*** Opening of MATERIAL PROVIDED ***
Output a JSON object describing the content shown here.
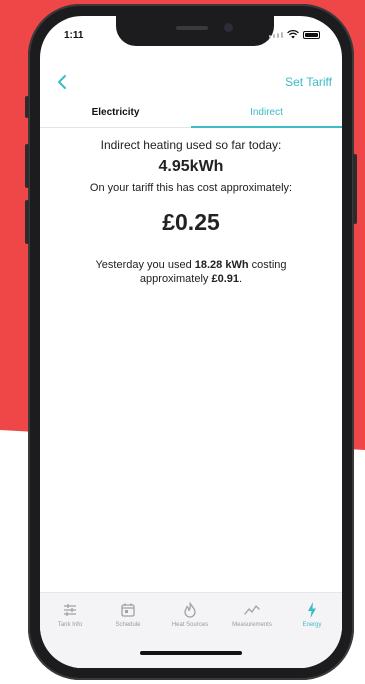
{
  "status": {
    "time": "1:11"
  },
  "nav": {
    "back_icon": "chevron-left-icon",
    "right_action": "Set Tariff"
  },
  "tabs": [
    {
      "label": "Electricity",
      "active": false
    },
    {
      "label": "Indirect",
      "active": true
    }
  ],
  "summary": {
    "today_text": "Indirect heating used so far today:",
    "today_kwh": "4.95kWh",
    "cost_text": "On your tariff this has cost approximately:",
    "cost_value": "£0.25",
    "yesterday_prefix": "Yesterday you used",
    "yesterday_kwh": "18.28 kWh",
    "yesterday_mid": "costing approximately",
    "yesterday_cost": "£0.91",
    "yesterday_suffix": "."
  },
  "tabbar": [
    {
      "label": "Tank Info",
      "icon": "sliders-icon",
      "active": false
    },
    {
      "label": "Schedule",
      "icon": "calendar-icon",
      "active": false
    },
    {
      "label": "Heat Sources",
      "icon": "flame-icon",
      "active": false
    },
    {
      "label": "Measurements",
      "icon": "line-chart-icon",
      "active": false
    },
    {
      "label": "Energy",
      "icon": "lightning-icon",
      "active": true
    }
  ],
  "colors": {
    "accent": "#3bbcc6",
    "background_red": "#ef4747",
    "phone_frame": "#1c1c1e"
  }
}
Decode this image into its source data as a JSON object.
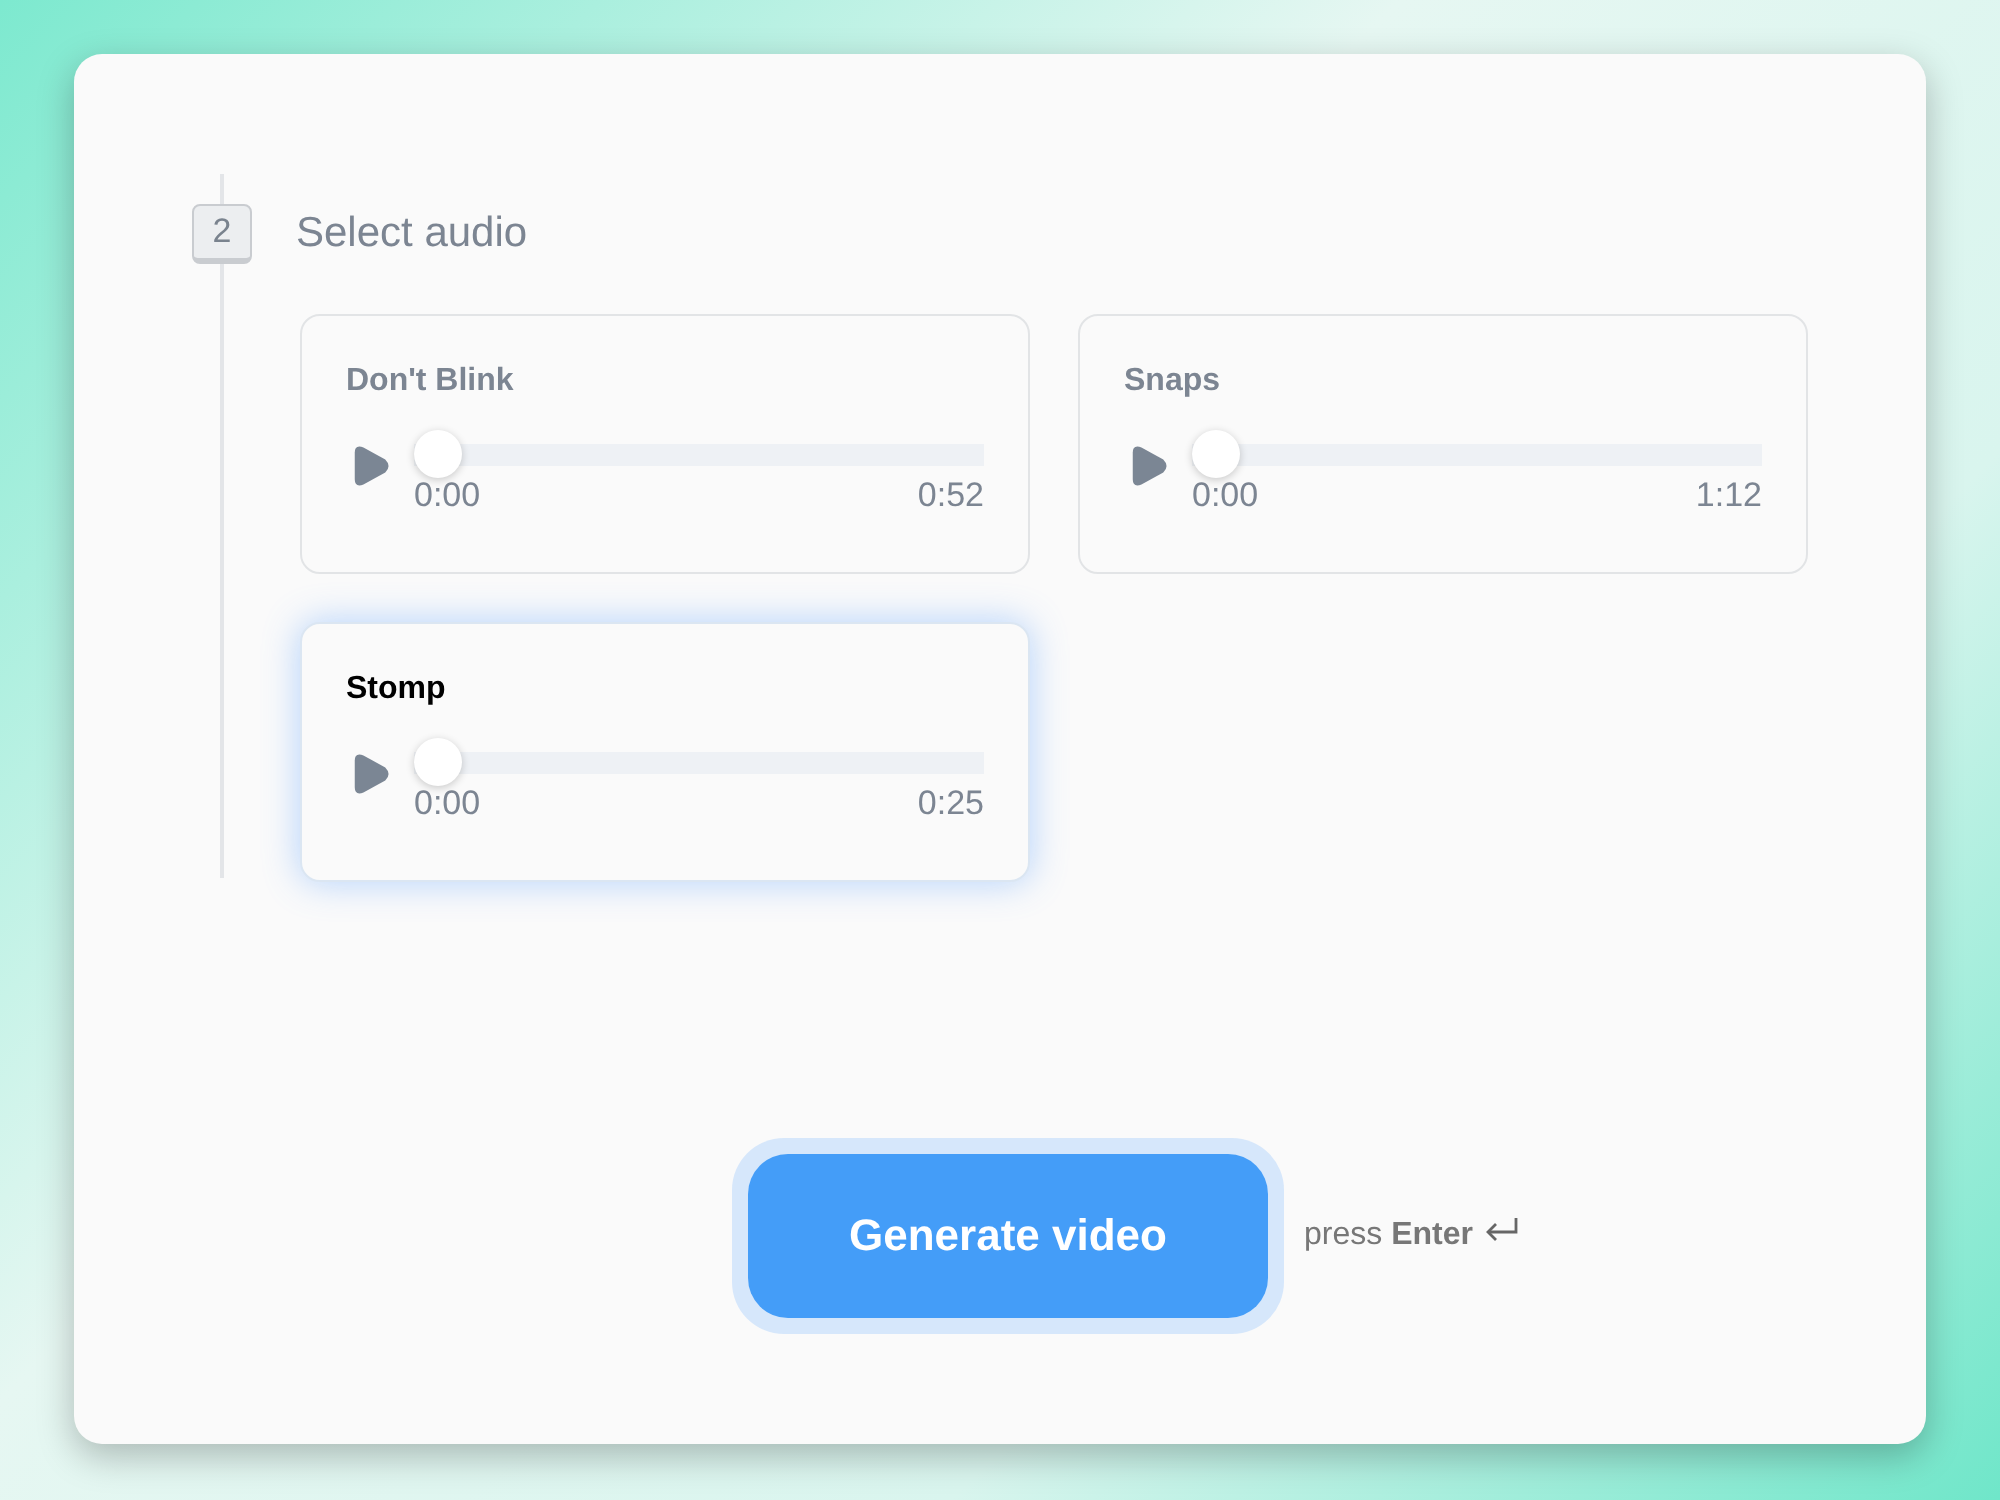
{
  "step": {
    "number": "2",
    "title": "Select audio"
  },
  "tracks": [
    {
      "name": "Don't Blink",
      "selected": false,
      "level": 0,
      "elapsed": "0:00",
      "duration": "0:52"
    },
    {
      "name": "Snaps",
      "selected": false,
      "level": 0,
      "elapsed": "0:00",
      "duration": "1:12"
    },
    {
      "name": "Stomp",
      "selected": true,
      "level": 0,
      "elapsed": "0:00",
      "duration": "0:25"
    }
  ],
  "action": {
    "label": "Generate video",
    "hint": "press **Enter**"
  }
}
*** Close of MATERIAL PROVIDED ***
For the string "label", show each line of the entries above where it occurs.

      "label": "Electricity",
      "label": "Indirect",
      "label": "Tank Info",
      "label": "Schedule",
      "label": "Heat Sources",
      "label": "Measurements",
      "label": "Energy",
    "label": "Generate video",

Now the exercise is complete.